This negative trend was only somewhat halted when the second phase of possible, cautious recovery began around 1970. Changes in thinking about nature played an important role in this. The idea that nature has value as such and not just as a resource was only now breaking through: ‘wasteland’ that needed to be exploited became ‘natural monuments’ that deserved protection. On top of this, the negative effects of industrialisation and growth also became more evident after 1960. A first enemy of nature to be tackled was the insecticide DDT, which had been introduced in World War II and was poisoning entire food chains. The drug was exposed by Rachel Carson’s influential book Silent Spring (1962) and soon banned in agriculture. Certain key species recovered: as persecution was greatly reduced, they were able to return spontaneously or with the help of reintroduction programmes. Well-known are the stories of the white-tailed eagle, crane, otter and beaver, and more recently, of course, the wolf. In addition, more and more exotic species settled in our gradually warming chilly country. However, this was offset by the impoverishment of large parts of nature, as evidenced by the fate of, for instance, field herbs or meadow birds.

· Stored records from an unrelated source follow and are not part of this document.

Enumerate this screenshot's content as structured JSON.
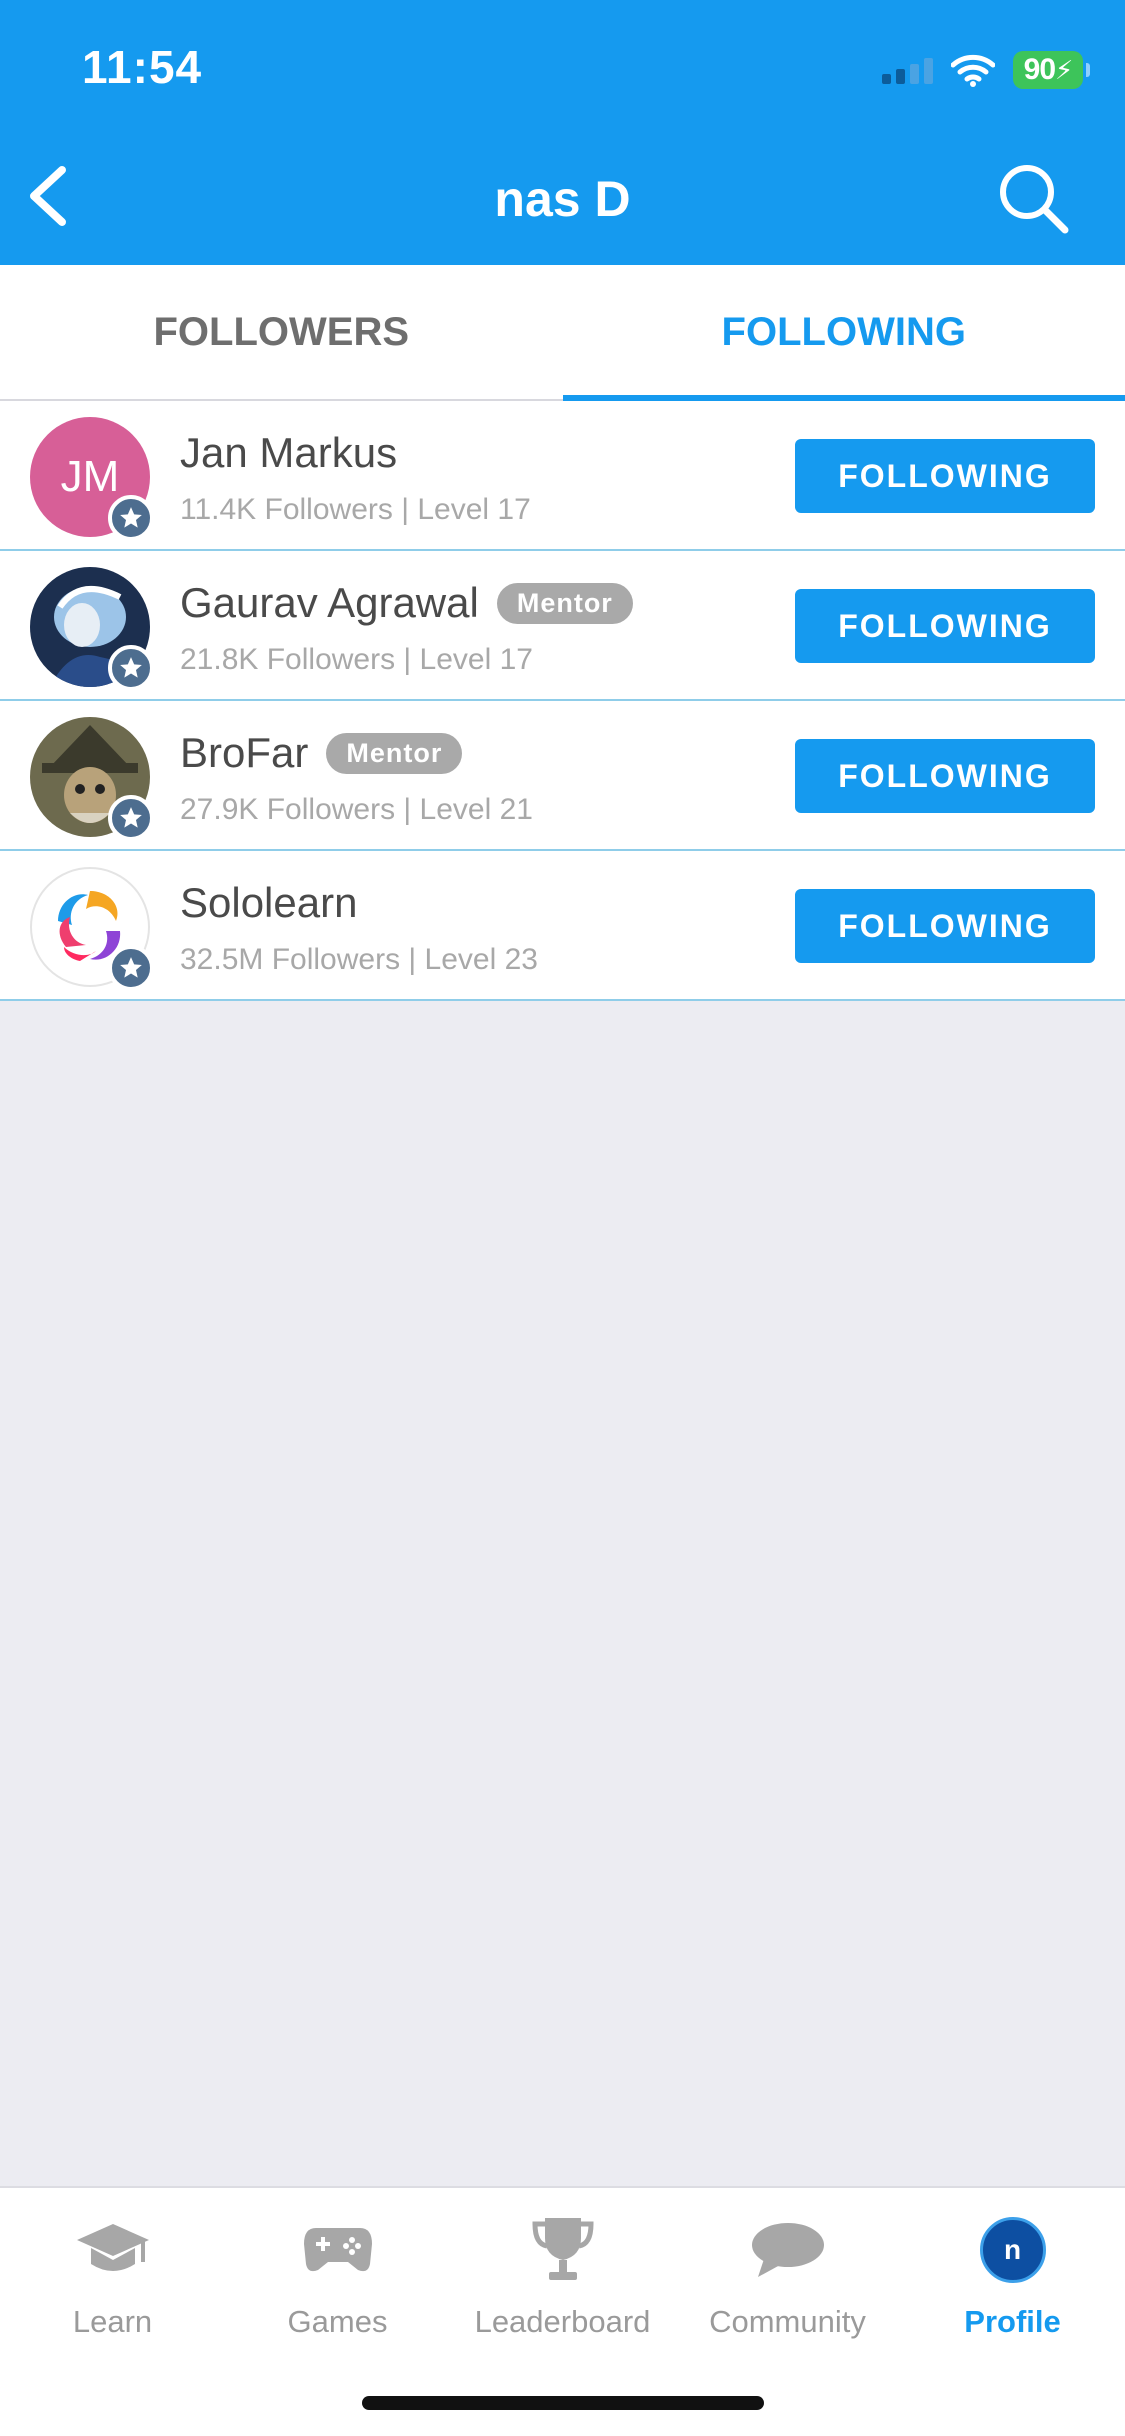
{
  "status_bar": {
    "time": "11:54",
    "battery": "90"
  },
  "header": {
    "title": "nas D",
    "back_icon": "chevron-left-icon",
    "search_icon": "search-icon"
  },
  "tabs": [
    {
      "label": "FOLLOWERS",
      "active": false
    },
    {
      "label": "FOLLOWING",
      "active": true
    }
  ],
  "users": [
    {
      "name": "Jan Markus",
      "initials": "JM",
      "mentor": "",
      "meta": "11.4K Followers | Level 17",
      "button": "FOLLOWING",
      "avatar_color": "#d75f97"
    },
    {
      "name": "Gaurav Agrawal",
      "mentor": "Mentor",
      "meta": "21.8K Followers | Level 17",
      "button": "FOLLOWING"
    },
    {
      "name": "BroFar",
      "mentor": "Mentor",
      "meta": "27.9K Followers | Level 21",
      "button": "FOLLOWING"
    },
    {
      "name": "Sololearn",
      "mentor": "",
      "meta": "32.5M Followers | Level 23",
      "button": "FOLLOWING"
    }
  ],
  "bottom_nav": [
    {
      "label": "Learn",
      "icon": "graduation-cap-icon"
    },
    {
      "label": "Games",
      "icon": "gamepad-icon"
    },
    {
      "label": "Leaderboard",
      "icon": "trophy-icon"
    },
    {
      "label": "Community",
      "icon": "chat-bubble-icon"
    },
    {
      "label": "Profile",
      "icon": "avatar-icon",
      "avatar_letter": "n",
      "active": true
    }
  ],
  "colors": {
    "primary": "#159aef",
    "background": "#ececf2",
    "mentor_badge": "#a9a9a9",
    "star_badge": "#4d6d8f"
  }
}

But what the whole picture looks like, how all these different species are really doing – we don’t really know. Historical trends in biodiversity have been estimated and modelled, but never reconstructed in detail. In principle, numerous sources are available to chart these trends: from yields from fishing and hunting to archaeological inventories of bone remains, seeds and pollen. And historians are used to working with scarce and partly unreliable sources like no other. That this has not yet happened is strange, though. After all, at the moment the problems linked to nitrogen emissions and their impact on biodiversity is holding us in a kind of grip, both economically and politically. Moreover, the statements regularly made in politics that only 15% of the original biodiversity remains in the Netherlands are not supported by an actual reconstruction of what happened. There is a big hole in our collective memory. It is time for historians to take their role as custodians of that memory seriously and also delve into this subject.
This blog is almost entirely based on De Ontdekking van de Natuur. De ontwikkeling van biodiversiteit in Nederland van ijstijd tot 21ste eeuw (Prometheus 2022), by Jan Luiten van Zanden, Thomas van Goethem, Rob Lenders and Joop Schaminée.